The task ->
Copy each line below that contains "title".

::::::::

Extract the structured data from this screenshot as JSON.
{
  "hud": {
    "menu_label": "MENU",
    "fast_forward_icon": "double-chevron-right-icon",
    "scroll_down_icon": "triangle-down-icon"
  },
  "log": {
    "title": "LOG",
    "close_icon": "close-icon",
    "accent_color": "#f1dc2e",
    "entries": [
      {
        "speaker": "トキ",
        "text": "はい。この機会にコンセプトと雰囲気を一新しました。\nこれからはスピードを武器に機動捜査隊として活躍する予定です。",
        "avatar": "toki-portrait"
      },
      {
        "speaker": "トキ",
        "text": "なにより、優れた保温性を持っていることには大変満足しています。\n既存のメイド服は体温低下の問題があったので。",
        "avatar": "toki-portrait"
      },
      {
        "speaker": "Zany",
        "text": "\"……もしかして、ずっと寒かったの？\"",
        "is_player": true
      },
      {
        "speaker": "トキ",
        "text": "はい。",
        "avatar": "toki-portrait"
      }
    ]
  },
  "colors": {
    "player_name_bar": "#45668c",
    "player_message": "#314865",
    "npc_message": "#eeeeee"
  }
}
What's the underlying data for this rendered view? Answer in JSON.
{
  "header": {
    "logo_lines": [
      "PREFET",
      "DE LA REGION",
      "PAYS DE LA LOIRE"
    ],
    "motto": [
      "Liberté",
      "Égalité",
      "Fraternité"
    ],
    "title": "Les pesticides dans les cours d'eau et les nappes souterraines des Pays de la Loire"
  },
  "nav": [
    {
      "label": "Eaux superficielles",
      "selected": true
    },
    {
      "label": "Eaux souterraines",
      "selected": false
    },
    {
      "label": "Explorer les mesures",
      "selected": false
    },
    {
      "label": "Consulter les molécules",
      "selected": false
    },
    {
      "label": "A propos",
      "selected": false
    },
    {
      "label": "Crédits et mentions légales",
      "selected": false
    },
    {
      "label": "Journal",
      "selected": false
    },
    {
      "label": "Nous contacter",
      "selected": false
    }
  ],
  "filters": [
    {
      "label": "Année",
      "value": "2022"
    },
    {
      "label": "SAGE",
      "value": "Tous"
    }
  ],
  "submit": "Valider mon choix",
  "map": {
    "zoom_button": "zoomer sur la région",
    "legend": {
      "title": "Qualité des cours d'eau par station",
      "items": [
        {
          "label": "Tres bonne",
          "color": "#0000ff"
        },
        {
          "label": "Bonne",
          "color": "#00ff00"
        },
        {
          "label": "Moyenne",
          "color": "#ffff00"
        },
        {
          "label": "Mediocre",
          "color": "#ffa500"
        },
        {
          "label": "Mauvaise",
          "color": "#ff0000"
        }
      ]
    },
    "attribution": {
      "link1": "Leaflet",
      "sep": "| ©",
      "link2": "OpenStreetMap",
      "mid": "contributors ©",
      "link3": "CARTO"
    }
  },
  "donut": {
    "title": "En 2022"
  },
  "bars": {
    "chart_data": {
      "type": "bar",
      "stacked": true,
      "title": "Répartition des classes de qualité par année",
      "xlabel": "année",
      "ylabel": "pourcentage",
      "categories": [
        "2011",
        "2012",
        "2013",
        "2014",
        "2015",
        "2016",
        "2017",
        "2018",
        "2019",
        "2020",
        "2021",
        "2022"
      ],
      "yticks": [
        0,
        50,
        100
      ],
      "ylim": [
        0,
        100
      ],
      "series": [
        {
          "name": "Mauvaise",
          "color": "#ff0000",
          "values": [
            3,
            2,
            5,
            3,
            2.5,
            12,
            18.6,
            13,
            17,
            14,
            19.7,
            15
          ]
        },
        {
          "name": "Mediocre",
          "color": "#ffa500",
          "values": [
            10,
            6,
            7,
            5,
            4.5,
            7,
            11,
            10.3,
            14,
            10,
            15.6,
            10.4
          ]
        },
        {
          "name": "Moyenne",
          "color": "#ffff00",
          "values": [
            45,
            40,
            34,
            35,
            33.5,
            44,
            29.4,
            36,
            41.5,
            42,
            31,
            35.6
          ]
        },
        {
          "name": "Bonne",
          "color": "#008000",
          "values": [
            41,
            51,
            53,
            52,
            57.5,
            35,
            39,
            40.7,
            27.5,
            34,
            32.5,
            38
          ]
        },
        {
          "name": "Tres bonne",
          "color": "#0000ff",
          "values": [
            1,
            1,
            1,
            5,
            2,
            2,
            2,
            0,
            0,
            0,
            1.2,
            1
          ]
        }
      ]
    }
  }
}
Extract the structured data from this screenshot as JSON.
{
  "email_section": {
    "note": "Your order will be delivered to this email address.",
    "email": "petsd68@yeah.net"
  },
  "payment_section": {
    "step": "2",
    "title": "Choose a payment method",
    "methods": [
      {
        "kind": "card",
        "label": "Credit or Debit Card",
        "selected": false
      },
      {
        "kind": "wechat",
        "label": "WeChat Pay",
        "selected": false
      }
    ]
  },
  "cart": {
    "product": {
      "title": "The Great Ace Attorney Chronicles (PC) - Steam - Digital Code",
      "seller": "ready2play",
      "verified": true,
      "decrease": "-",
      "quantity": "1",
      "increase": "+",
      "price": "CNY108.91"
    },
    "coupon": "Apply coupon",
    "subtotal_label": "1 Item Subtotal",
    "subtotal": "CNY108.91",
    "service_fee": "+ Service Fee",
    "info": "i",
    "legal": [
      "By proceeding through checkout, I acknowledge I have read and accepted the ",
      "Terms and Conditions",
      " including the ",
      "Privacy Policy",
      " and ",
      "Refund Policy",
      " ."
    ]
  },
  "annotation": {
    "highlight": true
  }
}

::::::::

Response to this task ->
    "title": "LOG",
    "title": "Les pesticides dans les cours d'eau et les nappes souterraines des Pays de la Loire"
      "title": "Qualité des cours d'eau par station",
    "title": "En 2022"
      "title": "Répartition des classes de qualité par année",
    "title": "Choose a payment method",
      "title": "The Great Ace Attorney Chronicles (PC) - Steam - Digital Code",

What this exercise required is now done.